Friends With Boys

11389398I was hooked by this graphic novel in the beginning. A contemporary story about a nerdy girl who can see ghosts has so much potential. I am always looking for graphic novels or comics that can appeal to young teens and/or have well written female characters.

Unfortunately I found this one to be too didactic. It was clearly from an adult’s perspective and felt like a story a parent would tell a child not an authentic young person’s voice.

I liked the art and there were elements I enjoyed but I feel like if I use them with my teen book club I might be too obviously teaching a lesson.  Maybe it would be better in a school setting, to discuss bullying or peer pressure. It just didn’t quite make it for me as something  most teens would fully enjoy in their free time.

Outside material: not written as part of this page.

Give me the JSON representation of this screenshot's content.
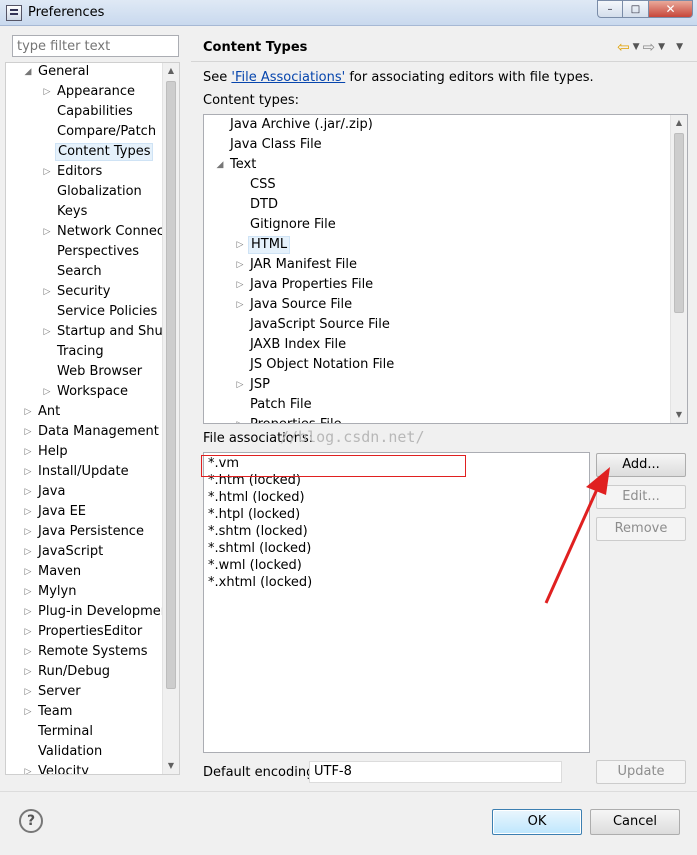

The Voice Inside My Head

cover artS.J. Laidlaw’s The Voice Inside My Head is a mystery that’s packed full of  emotions. The novel has adventure, comedy, and a deep sadness.

Luke’s quest to find his missing sister results in him getting to know her better than ever. He sees what she would have been like if she wasn’t burdened with all the responsibilities of caring for him and his parents. His love for her, and unwillingness to give up on finding what happened to her drives the reader to NEED to know too. You can’t put the book down without knowing.

Pat is the absent character, who we get to know without truly meeting. Everyone and everything in the novel is framed by their relation to her. She is adored by some, and despised by others, but everyone feels passionately about her disappearance

For a book  primarily about the loss of a loved one, with a heavy focus on alcoholism, The Voice Inside My Head is a light, enjoyable read. The characters speak in diction that allows you to hear them as individuals. There are quirky, funny people making their way through this serious story.

Luke has internal dialogue with Pat that could cause some debate for readers. Is it his subconscious feeling guilty about the way things were between them? Is it her spirit speaking to him? There’s no definite answer but we learn a lot about their relationship either way.

Family dynamics are contrasted on numerous occasions. Luke’s dysfunctional family makes Jamie’s look wonderful, but then Luke is grateful that he has more than Zach.

I look forward to discussing the characters and the issues they face in my book club this summer. This book has been selected as an honour book for the CLA Young Adult Book Award.

The Whole Truth

I received Kit Pearson’s novel The Whole Truth from the publisher as a submission for the young adult book award I’m on the jury of.

I’m conflicted about what age this book is best for. The character is young, and the writing has an old fashioned formality that I think will appeal to readers of the American Girl/Canadian Girl series. However, the novel deals with complex themes such as morality, the depression, prejudice and religion. I think tweens are probably the ones who will enjoy it the most. This could potentially disqualify it from the award but I did enjoy it and would recommend it to teens who are looking for “clean” such as the Mennonite families I get at the library.

I thought Polly’s denial about what happened to her father and her difficulty understanding her sister’s changing attitudes as she grows up was realistic and well written. Bullying and poverty were dealt with in a serious but not too depressing way. I thought the tiny “romance” subplot was icky due to age difference.